### EXTRACTED MATERIAL
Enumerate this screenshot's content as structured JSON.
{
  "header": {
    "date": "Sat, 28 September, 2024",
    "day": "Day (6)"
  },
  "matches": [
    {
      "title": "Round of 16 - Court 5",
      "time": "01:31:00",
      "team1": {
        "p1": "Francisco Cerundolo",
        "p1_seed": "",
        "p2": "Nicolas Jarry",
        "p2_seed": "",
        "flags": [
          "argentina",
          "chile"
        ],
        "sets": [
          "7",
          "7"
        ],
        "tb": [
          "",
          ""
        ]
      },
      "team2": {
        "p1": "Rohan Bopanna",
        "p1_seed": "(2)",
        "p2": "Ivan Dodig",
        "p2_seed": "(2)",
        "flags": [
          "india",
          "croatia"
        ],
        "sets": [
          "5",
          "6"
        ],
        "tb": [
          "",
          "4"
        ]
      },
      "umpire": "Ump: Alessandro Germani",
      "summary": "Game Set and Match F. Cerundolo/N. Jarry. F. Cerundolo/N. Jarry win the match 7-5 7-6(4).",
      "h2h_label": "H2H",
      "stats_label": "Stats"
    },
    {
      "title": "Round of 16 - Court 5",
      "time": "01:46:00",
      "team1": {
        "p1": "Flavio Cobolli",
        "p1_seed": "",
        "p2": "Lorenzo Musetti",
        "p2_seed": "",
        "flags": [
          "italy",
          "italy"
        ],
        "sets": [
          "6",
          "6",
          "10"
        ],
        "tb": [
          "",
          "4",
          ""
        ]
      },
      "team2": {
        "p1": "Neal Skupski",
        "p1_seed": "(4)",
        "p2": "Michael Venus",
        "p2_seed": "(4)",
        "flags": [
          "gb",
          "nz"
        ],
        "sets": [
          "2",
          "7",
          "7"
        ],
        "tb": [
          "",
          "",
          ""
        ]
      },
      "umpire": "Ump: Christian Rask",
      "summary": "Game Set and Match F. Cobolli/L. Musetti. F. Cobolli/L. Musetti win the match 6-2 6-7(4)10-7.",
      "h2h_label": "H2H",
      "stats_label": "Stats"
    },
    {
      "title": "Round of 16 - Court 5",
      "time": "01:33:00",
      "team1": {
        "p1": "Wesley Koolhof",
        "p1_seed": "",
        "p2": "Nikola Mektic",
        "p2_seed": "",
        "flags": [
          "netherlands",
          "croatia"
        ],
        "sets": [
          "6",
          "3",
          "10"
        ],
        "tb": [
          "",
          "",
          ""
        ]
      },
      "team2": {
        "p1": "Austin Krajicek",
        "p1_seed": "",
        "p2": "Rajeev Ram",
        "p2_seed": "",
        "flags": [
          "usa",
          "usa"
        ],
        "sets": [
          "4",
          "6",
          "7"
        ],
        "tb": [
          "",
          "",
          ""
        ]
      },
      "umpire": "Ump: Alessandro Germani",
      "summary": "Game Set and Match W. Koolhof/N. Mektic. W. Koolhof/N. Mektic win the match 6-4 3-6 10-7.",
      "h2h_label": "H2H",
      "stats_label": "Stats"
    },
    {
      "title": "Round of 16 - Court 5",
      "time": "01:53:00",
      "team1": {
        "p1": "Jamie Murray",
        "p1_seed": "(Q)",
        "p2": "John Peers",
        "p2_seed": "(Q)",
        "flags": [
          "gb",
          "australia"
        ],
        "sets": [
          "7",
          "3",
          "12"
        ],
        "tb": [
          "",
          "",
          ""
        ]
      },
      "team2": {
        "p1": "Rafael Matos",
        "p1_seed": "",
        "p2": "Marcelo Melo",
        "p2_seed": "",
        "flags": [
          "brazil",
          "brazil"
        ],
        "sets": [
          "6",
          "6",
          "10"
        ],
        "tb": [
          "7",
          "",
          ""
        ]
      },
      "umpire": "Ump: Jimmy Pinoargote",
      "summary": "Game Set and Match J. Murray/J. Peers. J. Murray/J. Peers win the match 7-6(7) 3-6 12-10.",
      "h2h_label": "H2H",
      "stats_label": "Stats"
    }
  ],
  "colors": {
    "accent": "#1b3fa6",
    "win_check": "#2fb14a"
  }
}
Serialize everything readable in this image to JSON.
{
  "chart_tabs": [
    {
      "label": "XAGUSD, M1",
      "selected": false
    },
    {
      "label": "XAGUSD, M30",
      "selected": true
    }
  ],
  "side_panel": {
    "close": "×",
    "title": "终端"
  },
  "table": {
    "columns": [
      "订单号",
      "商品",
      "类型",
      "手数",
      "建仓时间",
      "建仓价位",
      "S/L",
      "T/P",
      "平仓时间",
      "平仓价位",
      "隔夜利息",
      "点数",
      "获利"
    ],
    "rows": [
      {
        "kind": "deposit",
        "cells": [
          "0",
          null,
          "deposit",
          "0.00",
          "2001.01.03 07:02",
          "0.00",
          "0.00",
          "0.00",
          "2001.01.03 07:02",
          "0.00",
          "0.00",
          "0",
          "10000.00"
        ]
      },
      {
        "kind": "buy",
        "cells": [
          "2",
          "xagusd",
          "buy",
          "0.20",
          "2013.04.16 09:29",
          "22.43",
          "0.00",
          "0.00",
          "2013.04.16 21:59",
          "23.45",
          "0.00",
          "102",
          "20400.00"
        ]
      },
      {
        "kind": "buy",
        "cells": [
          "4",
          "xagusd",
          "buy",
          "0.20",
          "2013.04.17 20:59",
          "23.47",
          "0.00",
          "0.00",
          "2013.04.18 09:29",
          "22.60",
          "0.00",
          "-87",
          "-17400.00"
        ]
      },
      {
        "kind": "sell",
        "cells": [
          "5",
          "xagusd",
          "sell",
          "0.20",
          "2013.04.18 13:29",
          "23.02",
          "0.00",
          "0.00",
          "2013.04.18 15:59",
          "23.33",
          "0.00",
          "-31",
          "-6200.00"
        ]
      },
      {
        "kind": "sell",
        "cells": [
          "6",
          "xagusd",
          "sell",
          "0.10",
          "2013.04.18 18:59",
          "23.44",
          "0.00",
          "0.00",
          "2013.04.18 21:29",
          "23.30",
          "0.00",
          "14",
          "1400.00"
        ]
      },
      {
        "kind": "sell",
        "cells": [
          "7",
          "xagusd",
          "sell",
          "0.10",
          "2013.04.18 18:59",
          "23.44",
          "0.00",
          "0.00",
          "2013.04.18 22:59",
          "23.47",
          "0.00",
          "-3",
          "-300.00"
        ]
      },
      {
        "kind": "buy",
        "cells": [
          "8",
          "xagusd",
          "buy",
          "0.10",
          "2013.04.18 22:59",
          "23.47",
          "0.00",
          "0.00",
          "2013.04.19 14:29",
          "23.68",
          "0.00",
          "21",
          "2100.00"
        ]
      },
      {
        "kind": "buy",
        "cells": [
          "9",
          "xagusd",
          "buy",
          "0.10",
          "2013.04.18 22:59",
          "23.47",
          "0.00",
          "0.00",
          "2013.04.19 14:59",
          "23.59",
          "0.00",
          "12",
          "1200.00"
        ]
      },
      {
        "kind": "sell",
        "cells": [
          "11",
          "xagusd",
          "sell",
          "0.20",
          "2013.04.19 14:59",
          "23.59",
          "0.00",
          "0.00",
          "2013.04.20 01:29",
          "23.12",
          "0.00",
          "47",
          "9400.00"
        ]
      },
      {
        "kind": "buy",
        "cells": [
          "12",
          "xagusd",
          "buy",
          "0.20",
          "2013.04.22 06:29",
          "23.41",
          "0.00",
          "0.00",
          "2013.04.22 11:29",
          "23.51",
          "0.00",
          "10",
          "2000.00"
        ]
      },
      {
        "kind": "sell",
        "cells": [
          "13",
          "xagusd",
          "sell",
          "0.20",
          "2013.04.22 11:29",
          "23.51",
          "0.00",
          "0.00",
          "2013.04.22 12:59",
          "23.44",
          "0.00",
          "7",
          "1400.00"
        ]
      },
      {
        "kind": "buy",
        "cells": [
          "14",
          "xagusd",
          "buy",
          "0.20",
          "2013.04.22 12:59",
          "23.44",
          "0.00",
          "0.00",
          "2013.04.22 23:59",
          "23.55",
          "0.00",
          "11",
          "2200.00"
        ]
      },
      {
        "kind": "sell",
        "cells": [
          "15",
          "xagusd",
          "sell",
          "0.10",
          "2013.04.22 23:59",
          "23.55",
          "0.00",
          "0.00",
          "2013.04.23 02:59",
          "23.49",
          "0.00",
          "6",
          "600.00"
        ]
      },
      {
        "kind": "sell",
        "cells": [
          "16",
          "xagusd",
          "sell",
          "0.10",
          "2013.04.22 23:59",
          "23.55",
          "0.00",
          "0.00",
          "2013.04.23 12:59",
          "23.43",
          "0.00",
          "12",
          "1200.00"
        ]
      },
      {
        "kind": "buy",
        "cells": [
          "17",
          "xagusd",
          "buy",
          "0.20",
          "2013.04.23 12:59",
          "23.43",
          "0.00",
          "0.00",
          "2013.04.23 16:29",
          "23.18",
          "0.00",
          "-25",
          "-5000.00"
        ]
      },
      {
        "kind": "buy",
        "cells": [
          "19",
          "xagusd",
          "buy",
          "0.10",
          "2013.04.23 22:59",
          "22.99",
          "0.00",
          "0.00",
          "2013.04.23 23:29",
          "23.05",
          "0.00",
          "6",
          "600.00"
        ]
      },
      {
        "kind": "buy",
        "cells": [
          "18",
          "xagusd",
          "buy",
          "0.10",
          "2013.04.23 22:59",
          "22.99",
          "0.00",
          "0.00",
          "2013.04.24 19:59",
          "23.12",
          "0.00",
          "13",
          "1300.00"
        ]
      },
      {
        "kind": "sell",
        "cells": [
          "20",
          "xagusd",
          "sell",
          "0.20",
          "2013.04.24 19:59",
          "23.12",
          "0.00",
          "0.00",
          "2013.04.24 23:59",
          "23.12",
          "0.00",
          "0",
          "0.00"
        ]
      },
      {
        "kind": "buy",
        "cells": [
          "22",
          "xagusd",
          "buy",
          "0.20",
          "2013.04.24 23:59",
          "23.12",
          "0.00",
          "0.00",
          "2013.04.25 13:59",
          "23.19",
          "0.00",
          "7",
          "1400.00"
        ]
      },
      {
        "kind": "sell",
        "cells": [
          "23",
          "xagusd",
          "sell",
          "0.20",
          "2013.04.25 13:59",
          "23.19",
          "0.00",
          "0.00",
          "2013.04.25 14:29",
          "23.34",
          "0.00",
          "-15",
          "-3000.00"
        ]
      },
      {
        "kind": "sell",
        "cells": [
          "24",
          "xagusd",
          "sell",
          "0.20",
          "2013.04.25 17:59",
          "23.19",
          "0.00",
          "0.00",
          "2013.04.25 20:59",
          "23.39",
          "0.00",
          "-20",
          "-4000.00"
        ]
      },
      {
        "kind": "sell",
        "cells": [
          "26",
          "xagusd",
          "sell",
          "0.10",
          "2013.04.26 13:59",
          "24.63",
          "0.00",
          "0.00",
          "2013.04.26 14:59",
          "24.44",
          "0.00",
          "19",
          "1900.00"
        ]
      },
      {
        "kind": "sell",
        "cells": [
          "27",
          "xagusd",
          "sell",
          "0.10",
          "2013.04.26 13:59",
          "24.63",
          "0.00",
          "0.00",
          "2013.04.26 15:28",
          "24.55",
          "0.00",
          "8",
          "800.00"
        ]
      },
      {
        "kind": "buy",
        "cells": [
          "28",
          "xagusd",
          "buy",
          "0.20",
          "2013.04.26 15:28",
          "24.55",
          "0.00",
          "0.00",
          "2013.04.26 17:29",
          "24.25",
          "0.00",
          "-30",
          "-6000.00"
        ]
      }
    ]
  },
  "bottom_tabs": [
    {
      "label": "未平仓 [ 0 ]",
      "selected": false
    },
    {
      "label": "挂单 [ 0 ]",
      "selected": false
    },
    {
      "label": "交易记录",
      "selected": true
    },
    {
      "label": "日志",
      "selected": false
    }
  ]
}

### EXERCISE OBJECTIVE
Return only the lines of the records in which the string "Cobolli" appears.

### REPLY
        "p1": "Flavio Cobolli",
      "summary": "Game Set and Match F. Cobolli/L. Musetti. F. Cobolli/L. Musetti win the match 6-2 6-7(4)10-7.",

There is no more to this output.